Gooliaff is calling for photos of bobcats and lynx from all "corners of the province" to help map the distribution of the species. He's targeting Prince George in particular because preliminary findings suggest that the bobcat "front" is in the region.

"We think that the northern limit is somewhere between Prince George and Quesnel," said Gooliaff, who is looking at historical records, track data and maps to try and determine previous patterns. That might be difficult to pin down. "No one's ever done a study to try and figure out their distributions."

Any photo that might show a lynx or bobcat will help his research. Even if it's blurry, dark or shows a partial image, he just needs a date and location. So far, he has a library of 3,000 photos.

"We still need lots more," said Gooliaff, who expects to keep conducting research for at least six more months. "The more the better."

Historically, lynx and bobcats were separated by snow depth, with the small-pawed bobcats keeping south.

"They haven't really overlapped their ranges too much," he said, but that may be changing. While neither are endangered, a change in their typical territory would be another indicator of the impact of climate change.

"We're trying to figure out if (lynx) are contracting a bit," he said, adding they are found in boreal forests across Canada and Alaska, as well as the mountain ranges extending south into the western states.

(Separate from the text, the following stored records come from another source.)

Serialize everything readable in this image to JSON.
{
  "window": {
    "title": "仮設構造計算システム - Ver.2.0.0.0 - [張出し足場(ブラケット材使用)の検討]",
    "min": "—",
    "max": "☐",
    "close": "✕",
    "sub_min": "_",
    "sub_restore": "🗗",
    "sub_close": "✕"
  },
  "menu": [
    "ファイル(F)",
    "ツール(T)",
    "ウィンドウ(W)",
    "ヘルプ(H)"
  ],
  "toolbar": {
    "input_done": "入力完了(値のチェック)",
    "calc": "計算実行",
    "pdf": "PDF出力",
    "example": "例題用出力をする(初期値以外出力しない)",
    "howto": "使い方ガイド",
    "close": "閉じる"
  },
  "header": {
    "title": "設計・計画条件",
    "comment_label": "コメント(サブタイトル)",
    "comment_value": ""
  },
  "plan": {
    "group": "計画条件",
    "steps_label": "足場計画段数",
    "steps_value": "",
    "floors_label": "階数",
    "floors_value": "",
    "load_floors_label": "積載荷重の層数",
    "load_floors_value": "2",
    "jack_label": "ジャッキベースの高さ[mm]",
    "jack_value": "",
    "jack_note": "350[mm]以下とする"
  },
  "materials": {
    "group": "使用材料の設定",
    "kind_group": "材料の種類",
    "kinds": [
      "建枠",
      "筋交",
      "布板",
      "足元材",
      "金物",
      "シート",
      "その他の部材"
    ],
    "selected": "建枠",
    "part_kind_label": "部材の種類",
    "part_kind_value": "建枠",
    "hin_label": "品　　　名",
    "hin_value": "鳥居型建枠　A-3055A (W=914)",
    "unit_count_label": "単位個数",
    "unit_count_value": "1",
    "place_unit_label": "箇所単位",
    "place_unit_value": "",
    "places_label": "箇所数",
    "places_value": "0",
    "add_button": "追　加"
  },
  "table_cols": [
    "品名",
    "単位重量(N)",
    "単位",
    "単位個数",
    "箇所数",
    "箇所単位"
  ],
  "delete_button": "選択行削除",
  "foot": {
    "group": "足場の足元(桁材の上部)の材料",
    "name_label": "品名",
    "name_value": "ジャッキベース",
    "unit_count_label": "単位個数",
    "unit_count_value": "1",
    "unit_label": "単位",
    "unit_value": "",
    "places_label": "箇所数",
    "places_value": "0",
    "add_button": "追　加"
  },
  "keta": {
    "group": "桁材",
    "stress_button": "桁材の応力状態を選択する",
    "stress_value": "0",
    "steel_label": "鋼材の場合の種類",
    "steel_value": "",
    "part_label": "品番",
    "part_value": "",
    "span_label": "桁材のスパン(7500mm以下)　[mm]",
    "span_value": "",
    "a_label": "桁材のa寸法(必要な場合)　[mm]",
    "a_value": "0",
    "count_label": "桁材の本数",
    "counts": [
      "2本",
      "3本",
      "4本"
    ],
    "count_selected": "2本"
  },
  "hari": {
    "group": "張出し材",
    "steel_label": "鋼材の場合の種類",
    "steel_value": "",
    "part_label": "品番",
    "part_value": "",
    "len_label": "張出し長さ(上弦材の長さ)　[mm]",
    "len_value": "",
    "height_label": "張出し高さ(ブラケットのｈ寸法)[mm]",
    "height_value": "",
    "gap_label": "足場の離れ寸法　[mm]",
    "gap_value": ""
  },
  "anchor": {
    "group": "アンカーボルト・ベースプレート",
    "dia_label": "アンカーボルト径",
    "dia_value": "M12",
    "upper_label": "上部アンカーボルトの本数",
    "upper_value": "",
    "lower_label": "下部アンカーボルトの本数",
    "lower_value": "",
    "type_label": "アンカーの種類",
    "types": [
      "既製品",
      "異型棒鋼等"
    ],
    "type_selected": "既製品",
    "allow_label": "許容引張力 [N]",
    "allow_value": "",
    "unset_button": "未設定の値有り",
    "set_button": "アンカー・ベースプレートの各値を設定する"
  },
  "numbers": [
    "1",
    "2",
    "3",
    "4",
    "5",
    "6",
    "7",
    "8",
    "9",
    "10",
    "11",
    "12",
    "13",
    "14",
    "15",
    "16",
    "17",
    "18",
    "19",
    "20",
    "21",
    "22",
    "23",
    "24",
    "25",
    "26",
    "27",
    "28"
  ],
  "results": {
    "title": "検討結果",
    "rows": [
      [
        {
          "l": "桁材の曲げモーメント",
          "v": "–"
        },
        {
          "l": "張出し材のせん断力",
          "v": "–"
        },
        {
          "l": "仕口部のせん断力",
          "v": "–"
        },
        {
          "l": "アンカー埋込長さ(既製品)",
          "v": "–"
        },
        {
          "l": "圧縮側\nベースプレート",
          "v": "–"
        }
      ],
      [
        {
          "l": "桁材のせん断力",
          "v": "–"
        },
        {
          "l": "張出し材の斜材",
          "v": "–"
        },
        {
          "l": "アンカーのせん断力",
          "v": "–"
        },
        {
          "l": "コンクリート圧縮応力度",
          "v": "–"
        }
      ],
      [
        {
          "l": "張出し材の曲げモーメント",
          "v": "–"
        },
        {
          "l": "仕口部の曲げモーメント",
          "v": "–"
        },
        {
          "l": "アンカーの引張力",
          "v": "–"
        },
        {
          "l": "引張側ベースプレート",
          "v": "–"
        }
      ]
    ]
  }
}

Their long legs and large paws mean they can travel across deep snow, unlike the heavier bobcats, which sink in. Often people mistake the two, though Gooliaff has a graphic that points to the bobcat's shorter ear tufts, shorter legs, brown spots and longer tail as good indicators.

To help with Gooliaff's research, email [email protected] any photos that could be lynx or bobcat along with the date and location. Photos will not be published without permission, he said, and photographers will retain ownership of their photos.